report. The scary part is that all three of these fish came from within
a mile of camp. Oh... the third fish was a 48 ", caught by some lame
guide out of here. All the fish, as well as some BIG, Near Misses, came
off of a black Top Raider. The 54" came off a chartreuse/black home-made
tandem. Fishing at the earlier part of the week was tolerable, with a
number of two fish per boat days, but again got real tough at the end of
the week. The team of Ken Cress and Steve Crook were also able to squeak
out a few (low 40 inch) fish, when others were running for the dock with
their tail between their legs. Stable weather should straighten this out
though. Great bucktail  productivity (early in the week when the fish
were more active) came from Blackburn Tackle's chartreuse/black tail
with a french blade.

Walleye fishing was very good, but suffered the same wind problems. Not
so much the fish activity, but finding sheltered reefs that held active
fish. We has very good reef fishing surrounding the Skeet Island area.
Nothing big, but lots of nice 15-20 inch fish. We also did well jigging
the weed lines. This was more of a by-product of seeking shelter from
the wind, but was a blast. Bloom in the Tug Channel made weed line
fishing difficult there. Bloom does not affect reef fishing, but sure
reduces productivity when fishing weed lines.
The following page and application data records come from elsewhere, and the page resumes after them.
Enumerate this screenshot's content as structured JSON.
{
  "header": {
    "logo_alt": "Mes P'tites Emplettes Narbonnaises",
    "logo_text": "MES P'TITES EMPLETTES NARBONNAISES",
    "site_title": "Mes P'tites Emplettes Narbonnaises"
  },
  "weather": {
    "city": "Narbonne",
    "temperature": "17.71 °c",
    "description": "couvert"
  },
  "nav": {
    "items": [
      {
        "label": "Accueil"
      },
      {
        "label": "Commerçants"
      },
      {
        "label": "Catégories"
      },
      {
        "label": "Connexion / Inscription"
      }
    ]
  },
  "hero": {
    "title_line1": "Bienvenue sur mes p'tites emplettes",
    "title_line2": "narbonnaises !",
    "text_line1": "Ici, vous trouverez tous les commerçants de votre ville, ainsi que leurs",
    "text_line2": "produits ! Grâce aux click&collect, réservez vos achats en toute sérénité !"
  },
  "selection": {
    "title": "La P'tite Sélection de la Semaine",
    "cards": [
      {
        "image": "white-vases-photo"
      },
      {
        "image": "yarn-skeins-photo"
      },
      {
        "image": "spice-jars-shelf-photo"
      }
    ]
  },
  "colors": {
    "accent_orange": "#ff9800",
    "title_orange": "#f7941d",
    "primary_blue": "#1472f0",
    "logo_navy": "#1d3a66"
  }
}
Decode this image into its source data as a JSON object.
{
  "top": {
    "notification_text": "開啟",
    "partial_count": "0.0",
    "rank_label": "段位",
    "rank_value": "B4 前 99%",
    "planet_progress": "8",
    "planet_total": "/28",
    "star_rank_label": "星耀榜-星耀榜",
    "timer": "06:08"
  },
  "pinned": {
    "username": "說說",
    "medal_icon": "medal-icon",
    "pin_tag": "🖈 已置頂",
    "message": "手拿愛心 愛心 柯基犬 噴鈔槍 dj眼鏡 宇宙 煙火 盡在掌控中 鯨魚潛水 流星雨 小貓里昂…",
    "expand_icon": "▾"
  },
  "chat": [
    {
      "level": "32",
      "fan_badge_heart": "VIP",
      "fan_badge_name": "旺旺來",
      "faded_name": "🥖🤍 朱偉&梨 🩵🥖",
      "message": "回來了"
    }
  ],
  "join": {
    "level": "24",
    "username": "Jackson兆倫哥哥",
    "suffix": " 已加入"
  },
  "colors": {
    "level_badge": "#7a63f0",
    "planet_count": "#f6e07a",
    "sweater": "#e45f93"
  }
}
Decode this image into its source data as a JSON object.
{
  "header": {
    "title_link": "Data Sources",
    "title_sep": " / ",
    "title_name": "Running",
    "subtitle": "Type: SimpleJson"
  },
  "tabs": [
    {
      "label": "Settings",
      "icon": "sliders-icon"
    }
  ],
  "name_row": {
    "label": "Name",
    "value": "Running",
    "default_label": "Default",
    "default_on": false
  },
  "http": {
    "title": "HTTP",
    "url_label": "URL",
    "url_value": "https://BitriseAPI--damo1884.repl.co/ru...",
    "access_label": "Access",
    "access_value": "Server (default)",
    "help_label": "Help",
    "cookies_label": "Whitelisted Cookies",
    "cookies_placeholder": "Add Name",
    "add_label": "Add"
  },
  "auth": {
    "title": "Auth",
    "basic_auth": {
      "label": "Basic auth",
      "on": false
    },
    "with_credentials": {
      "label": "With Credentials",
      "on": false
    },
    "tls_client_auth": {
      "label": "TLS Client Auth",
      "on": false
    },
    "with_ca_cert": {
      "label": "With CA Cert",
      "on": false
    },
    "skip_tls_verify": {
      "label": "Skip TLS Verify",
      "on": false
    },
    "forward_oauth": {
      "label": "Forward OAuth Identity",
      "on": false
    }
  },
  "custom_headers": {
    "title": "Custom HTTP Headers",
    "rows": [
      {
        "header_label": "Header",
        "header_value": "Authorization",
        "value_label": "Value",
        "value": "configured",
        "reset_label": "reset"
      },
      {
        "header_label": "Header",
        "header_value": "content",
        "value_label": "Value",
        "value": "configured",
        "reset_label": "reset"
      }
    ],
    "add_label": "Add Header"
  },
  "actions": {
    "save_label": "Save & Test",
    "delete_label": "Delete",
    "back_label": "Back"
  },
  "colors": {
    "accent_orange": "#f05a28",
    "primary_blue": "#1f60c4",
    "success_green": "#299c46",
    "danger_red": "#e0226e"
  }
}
laverne54j.jpg (85775 bytes) (click to enlarge)
Picture this week is of Jim Laverne with his 54 inch fish. I think Jim
is the first guy to have back to back photos. Great week Jim!

Frank Walsh